The rebranding included renaming its project from Wellgreen to Nickel Shäw, a choice that recognises its partnership, commitment and close community ties with the Kluane First Nation as well as the fact that nickel is a fundamentally important part of the project. In the Southern Tutchone Kluane language, Shäw means big, and so the project—that hosts a measured and indicated resource of 2 billion pounds of nickel, 6 million ounces of PGMs and gold and 1 billion pounds of copper—is now called big nickel.
"With our previous name (Wellgreen Platinum), most people assumed that we were a pure platinum project but in fact the majority of the project revenues will be generated from nickel, some 53%, and the nickel will drive the production decision," president and CEO Diane Garrett said.
With Garrett stepping-up marketing, the company says the rebrand has been welcomed. "It has been received very well. Investors are really starting to move into the nickel-copper space — anything related to electric battery markets — and they see how unique the Nickel Shäw project is with its metal mix, great jurisdiction and access to infrastructure," she commented.

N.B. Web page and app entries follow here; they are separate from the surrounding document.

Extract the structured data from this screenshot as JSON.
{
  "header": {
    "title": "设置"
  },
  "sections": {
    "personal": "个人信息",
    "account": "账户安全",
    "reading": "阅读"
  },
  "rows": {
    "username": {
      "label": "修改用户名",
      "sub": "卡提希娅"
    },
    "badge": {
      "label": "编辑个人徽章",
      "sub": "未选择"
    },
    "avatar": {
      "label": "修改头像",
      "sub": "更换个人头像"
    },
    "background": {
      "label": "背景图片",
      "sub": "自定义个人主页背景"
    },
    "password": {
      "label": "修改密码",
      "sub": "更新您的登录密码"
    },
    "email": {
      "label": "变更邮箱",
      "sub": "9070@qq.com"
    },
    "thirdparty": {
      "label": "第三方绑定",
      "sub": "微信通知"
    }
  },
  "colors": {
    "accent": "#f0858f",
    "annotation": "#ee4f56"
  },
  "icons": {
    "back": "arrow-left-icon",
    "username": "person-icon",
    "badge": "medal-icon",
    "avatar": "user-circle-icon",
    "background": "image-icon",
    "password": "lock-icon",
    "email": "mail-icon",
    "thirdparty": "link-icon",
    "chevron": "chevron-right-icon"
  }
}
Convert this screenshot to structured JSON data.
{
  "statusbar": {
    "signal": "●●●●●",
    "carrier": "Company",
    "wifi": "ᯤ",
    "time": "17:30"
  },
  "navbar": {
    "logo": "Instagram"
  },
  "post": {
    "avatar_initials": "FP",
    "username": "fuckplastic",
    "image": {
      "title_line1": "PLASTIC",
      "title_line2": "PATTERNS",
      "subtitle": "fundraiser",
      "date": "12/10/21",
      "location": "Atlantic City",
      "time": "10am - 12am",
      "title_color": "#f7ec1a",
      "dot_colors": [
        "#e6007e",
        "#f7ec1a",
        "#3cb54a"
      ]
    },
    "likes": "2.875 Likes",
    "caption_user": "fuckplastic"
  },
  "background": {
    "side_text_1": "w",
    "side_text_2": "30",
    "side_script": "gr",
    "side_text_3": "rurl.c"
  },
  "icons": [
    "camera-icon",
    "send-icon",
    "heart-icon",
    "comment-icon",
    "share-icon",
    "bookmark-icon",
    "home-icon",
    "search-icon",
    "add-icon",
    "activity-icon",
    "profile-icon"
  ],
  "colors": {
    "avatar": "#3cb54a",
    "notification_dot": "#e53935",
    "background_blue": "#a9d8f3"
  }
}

With demand for nickel increasing due to its role in lithium batteries, Garrett's strategy since taking over the helm of the company in 2016 is to focus project advancement towards a production decision rather than exploration. "Our focus this year is on refining the technical work, taking metallurgical testing to a prefeasibility level and then proceeding into PFS later this year," she said.
The company is currently in the midst of what could be project-defining metallurgical testing. Phase II metallurgical testing began in September 2017 with a focus on flowsheet optimisation and batch scale testing to determine the viability of producing a split concentrate, that is separate nickel and copper concentrates, rather than a single bulk concentrate. The nickel concentrate would also contain the PGM's and the copper concentrate would also contain the gold.
Earlier this year the company reported encouraging results that showed the potential viability of producing separate saleable copper and nickel concentrates, a development that could substantially improve potential project economics. The next stage of metallurgical testing to determine whether the production of separate nickel and copper concentrates is possible will be performed in a mini pilot plant, which replicates real world closed-circuit conditions, with the results due in May.
"We are very excited about what we are seeing around the efforts to separate nickel and copper. We have already made progress in flowsheet refinements that have the potential to positively impact the project economics, including a coarser grind size and lower reagent costs; but if we can produce separate concentrates, we could see our copper payables nearly double versus what we would expect in a bulk concentrate," Garrett said.
Another welcome kicker to potential project economics is the fact that the deposit contains over 120Mlb of cobalt, another metal that is used in lithium-ion batteries that has also experienced a sharp rise in price.
"Our cobalt will contribute approximately 1-3% of project revenues, which may not sound like much due to the large scale nature of our project, but taken relative to industry, 121 million pounds is a staggering amount," Garrett said.
Following the results of the metallurgical testwork in May, the company plans to work up the project mine plan and economics and then embark upon a PFS in the second half of 2018. Being able to produce split concentrates would bring copper-rich zones into the mine plan that wouldn't otherwise make the bulk concentrate cut.
With C$10 million (US$7.9 million) in the bank, the company is fully-funded for its 2018 work programme, but Garrett expects to do another equity raise at some point in the year, which she believes will be strongly supported by existing shareholders. "We have a very supportive shareholder base including Electrum, RCF, Tocqueville and other private institutions," she commented.
Garrett is also contemplating drilling this year although it has yet to be determined whether this will be geotechnical drilling as part of the PFS, regional exploration drilling, or a combination of both.
"Continued drilling on our deposit itself will not add a lot of immediate value as we already have a 20-25-year mine life, but we have three other targets with similar geophysical signatures as Nickel Shäw and drilling them could show real scale potential," she commented. "This past year we concluded a comprehensive ground based programme within the district including mapping to be followed up by additional geophysics this summer."
Location could prove to be the project's trump card. Yukon is increasingly establishing itself as a serious and workable mining jurisdiction with supportive government and local communities. The project site is just 14km from the Alaska Highway via an all-season access road, and from the highway it can transport directly to the deep-sea shipping ports of Haines and Skagway in Alaska, for direct shipping to Asia or to Europe, or it could also truck concentrate to a railhead in northern British Columbia for shipment to smelters in Ontario.